= REQUIREMENT =
In the records that follow, locate every line with "なかのが" and extract it.
==*==
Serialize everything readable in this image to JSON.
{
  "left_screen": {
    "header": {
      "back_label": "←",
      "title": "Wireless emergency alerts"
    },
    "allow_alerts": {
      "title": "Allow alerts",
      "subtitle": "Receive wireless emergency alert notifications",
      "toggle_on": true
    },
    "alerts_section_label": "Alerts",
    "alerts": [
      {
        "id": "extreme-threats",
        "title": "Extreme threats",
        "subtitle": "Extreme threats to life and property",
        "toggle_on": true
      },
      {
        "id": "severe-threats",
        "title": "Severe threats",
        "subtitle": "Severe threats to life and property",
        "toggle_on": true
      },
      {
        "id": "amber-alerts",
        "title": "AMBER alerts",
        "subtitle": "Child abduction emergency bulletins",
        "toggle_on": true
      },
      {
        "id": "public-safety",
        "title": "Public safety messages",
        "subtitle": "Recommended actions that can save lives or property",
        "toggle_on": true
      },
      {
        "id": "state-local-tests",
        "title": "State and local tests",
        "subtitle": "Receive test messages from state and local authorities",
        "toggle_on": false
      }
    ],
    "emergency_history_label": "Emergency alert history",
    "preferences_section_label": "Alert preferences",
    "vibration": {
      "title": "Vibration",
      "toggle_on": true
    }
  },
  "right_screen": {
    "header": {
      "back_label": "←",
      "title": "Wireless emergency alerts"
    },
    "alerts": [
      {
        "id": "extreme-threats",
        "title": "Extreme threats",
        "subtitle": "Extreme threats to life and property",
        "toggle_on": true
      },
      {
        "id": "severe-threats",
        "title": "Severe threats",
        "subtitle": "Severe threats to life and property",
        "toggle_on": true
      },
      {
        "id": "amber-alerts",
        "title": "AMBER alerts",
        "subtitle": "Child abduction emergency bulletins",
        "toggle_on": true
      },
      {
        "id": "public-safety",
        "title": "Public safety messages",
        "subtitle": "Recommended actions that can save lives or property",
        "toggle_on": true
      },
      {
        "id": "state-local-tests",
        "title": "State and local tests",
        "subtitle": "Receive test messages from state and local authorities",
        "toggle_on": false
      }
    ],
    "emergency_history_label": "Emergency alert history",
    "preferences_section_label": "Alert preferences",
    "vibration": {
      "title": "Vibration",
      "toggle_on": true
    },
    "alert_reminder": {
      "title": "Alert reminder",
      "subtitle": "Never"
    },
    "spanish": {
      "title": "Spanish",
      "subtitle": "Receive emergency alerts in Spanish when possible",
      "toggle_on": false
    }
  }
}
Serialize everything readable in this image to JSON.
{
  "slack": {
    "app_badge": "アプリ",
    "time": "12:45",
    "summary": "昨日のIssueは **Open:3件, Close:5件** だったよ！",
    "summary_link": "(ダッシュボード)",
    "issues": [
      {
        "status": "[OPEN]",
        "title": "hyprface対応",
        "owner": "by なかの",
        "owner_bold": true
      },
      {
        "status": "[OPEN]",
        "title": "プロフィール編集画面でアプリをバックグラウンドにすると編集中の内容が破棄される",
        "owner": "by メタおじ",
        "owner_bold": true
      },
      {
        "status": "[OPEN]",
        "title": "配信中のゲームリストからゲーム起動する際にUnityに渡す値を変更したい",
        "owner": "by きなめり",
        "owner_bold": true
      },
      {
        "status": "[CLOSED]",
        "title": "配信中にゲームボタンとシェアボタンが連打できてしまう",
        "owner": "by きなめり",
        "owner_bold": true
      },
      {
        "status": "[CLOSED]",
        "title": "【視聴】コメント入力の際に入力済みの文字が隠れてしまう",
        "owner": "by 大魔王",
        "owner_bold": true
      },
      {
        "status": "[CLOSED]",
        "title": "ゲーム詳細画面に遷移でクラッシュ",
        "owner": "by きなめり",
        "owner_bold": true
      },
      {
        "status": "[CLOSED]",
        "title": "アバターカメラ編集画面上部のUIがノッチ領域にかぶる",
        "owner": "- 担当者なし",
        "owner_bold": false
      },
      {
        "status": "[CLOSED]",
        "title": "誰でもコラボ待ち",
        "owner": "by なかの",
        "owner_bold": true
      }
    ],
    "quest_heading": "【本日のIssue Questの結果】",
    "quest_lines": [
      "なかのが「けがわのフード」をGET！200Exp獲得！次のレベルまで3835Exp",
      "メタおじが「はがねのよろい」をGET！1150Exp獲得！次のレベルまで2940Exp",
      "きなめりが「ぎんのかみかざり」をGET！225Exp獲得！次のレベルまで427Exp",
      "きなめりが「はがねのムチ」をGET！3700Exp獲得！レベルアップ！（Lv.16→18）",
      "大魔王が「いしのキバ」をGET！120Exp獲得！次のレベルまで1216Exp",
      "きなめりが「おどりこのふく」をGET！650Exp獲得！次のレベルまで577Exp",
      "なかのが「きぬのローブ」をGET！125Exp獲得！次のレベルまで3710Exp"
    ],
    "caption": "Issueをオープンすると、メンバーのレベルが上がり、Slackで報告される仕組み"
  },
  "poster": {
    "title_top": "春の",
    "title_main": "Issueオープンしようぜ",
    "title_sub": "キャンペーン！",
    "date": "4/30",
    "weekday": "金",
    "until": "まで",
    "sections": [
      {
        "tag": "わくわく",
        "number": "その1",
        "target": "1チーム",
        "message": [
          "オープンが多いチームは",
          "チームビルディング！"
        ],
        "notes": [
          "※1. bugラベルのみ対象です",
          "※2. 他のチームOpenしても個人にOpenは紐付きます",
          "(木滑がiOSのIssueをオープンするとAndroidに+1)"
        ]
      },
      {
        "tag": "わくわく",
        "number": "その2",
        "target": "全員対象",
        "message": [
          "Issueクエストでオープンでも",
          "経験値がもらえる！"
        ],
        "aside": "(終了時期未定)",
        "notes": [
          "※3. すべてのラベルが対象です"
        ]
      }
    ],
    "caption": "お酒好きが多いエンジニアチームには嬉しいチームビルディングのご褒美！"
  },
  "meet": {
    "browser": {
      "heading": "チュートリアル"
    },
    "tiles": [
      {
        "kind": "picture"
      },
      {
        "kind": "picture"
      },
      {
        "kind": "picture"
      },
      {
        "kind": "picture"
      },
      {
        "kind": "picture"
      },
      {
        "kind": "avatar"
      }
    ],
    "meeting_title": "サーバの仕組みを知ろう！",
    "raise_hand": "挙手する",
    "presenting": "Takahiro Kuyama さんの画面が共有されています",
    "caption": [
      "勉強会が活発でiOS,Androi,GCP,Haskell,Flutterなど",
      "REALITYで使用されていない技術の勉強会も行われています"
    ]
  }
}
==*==
= PROBLEM SOLUTION =
      "なかのが「けがわのフード」をGET！200Exp獲得！次のレベルまで3835Exp",
      "なかのが「きぬのローブ」をGET！125Exp獲得！次のレベルまで3710Exp"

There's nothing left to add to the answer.